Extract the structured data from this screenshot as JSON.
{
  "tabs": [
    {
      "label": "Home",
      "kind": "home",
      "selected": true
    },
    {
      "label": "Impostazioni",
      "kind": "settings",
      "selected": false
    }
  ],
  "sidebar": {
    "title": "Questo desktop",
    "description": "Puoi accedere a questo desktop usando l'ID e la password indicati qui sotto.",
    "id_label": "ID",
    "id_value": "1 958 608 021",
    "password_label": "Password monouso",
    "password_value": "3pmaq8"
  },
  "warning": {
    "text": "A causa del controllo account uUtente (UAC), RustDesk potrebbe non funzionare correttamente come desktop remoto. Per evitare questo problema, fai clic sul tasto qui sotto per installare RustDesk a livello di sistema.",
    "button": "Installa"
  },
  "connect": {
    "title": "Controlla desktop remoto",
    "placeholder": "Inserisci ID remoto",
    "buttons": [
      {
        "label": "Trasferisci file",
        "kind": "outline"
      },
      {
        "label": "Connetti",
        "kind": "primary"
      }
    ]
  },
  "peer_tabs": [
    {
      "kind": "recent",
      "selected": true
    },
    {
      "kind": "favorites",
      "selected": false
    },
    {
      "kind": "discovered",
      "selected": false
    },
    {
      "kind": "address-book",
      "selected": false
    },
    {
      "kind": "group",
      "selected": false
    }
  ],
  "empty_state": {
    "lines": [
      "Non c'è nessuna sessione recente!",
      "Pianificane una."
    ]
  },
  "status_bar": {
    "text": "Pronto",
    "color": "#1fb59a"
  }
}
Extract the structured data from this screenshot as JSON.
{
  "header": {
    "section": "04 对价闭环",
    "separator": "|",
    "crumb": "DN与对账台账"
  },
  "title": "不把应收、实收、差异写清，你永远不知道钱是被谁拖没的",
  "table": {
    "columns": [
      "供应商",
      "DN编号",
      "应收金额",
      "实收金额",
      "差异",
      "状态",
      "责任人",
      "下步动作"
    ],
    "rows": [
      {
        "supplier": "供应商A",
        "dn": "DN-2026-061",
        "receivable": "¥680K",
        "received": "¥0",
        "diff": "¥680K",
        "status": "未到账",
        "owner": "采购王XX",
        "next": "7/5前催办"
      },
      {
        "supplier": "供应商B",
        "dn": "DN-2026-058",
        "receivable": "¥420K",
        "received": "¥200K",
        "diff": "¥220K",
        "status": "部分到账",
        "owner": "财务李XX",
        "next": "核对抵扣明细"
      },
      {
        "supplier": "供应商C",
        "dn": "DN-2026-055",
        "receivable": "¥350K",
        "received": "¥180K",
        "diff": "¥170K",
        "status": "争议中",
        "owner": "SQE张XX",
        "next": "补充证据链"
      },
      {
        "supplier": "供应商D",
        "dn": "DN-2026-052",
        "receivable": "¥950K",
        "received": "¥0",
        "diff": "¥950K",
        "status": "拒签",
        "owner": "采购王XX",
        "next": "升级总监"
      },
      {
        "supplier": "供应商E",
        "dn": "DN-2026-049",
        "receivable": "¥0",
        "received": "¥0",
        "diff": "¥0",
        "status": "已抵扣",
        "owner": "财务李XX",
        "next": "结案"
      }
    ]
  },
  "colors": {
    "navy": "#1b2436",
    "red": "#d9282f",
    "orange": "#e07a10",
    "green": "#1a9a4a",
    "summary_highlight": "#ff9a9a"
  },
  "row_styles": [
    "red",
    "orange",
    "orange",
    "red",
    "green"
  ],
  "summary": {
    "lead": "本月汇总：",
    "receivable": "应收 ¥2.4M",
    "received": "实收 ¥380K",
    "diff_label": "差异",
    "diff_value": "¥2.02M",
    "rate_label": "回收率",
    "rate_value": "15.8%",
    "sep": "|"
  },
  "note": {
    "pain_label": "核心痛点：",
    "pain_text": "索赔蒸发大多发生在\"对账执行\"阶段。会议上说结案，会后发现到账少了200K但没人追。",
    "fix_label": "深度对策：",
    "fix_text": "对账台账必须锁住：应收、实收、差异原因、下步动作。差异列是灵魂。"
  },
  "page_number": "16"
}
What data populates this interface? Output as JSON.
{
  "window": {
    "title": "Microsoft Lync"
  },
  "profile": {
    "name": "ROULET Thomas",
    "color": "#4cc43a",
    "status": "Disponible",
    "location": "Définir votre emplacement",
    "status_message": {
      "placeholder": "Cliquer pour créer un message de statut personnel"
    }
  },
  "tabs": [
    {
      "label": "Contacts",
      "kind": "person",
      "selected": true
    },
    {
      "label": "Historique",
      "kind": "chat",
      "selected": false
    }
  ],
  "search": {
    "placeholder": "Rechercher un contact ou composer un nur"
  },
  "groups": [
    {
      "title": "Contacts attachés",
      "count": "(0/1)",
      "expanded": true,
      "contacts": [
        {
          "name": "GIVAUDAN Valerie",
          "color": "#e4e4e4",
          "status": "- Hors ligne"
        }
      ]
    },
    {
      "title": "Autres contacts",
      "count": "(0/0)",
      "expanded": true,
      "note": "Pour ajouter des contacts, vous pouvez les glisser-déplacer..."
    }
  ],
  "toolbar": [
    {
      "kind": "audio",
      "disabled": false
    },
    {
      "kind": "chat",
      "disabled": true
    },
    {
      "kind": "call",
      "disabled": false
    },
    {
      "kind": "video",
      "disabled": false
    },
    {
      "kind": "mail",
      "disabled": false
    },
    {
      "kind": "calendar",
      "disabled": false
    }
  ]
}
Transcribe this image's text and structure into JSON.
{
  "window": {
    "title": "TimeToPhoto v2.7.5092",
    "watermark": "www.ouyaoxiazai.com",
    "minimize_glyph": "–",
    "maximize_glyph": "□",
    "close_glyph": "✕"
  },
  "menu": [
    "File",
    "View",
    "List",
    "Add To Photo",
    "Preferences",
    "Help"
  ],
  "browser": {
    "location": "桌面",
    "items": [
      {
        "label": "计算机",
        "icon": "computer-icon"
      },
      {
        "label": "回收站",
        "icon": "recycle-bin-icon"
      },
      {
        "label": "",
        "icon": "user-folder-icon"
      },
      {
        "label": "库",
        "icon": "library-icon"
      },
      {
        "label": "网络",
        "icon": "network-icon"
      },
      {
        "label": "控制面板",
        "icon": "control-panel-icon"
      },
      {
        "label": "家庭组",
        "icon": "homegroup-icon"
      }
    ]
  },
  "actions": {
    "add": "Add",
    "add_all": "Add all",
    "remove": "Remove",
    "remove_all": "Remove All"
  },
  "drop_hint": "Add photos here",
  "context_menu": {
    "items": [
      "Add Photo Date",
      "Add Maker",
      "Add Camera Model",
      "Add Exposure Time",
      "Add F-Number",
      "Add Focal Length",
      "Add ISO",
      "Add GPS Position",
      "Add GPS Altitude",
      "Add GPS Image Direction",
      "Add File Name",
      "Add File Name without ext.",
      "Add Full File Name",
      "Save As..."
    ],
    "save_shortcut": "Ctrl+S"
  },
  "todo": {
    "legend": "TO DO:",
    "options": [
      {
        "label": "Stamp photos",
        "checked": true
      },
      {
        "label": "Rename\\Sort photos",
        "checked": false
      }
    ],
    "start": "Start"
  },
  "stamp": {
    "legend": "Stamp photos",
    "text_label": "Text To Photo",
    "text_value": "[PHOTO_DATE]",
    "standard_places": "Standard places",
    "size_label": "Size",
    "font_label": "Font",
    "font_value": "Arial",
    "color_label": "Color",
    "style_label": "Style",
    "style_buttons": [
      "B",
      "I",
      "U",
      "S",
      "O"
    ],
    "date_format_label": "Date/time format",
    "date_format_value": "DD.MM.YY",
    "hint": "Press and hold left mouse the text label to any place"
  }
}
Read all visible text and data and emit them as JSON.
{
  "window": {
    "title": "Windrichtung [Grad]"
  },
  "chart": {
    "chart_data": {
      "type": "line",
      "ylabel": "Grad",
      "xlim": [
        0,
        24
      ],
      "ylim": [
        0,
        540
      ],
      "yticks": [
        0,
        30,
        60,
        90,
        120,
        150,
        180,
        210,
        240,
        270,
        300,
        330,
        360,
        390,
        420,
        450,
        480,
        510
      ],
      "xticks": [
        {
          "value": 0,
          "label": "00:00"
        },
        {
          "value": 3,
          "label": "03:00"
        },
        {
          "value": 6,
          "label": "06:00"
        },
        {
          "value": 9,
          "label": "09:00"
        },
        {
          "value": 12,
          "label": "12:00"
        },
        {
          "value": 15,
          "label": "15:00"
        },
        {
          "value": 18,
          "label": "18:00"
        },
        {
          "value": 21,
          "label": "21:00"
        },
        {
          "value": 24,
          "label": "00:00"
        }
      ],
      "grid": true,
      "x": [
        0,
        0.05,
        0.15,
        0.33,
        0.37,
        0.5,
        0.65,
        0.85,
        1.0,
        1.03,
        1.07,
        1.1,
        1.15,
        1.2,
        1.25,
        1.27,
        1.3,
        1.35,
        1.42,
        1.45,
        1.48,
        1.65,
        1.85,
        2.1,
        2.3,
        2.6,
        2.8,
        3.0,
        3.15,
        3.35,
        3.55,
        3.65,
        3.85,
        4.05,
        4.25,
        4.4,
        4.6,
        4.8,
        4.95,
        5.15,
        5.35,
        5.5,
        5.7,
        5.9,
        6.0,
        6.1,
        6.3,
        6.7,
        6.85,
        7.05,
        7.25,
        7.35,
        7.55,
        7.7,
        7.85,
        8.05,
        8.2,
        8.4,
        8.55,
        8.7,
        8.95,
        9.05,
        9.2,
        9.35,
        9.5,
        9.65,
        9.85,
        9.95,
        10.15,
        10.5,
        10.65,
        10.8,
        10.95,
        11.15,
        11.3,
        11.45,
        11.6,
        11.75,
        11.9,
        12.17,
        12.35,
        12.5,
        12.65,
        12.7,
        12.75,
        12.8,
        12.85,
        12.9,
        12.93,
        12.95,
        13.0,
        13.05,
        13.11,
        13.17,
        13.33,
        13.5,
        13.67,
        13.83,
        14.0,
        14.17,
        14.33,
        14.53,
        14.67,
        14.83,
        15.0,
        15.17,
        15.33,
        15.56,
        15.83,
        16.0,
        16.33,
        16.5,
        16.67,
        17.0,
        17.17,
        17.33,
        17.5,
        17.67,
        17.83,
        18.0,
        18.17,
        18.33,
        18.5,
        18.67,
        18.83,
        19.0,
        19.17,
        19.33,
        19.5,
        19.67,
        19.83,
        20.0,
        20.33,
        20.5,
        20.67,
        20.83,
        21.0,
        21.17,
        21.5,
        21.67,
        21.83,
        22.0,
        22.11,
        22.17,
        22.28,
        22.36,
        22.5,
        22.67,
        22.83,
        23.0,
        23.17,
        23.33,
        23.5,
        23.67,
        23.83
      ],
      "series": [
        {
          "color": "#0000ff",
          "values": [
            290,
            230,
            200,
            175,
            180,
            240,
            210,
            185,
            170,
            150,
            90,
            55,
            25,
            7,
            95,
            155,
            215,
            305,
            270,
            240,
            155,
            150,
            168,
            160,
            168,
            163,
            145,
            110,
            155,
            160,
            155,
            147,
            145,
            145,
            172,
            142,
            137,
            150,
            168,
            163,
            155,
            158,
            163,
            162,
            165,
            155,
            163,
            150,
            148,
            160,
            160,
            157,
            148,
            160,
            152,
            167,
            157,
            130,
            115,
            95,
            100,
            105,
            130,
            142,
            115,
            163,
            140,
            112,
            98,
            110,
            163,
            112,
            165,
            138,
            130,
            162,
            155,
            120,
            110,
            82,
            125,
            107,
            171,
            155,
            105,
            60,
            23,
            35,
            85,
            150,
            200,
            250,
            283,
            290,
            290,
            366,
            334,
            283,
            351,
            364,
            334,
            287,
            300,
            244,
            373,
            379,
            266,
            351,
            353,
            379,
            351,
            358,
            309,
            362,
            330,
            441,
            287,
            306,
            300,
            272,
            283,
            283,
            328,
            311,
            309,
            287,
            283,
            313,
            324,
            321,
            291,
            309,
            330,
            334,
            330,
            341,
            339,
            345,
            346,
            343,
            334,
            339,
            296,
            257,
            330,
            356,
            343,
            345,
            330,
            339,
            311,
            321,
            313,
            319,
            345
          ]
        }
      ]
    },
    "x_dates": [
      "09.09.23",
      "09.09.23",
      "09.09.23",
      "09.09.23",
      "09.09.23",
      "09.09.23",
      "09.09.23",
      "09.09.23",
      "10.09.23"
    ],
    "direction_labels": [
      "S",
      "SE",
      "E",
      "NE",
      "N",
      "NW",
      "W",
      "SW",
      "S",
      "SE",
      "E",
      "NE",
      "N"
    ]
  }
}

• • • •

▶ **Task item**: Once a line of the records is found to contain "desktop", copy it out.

▶ **Final answer**:
    "title": "Questo desktop",
    "description": "Puoi accedere a questo desktop usando l'ID e la password indicati qui sotto.",
    "text": "A causa del controllo account uUtente (UAC), RustDesk potrebbe non funzionare correttamente come desktop remoto. Per evitare questo problema, fai clic sul tasto qui sotto per installare RustDesk a livello di sistema.",
    "title": "Controlla desktop remoto",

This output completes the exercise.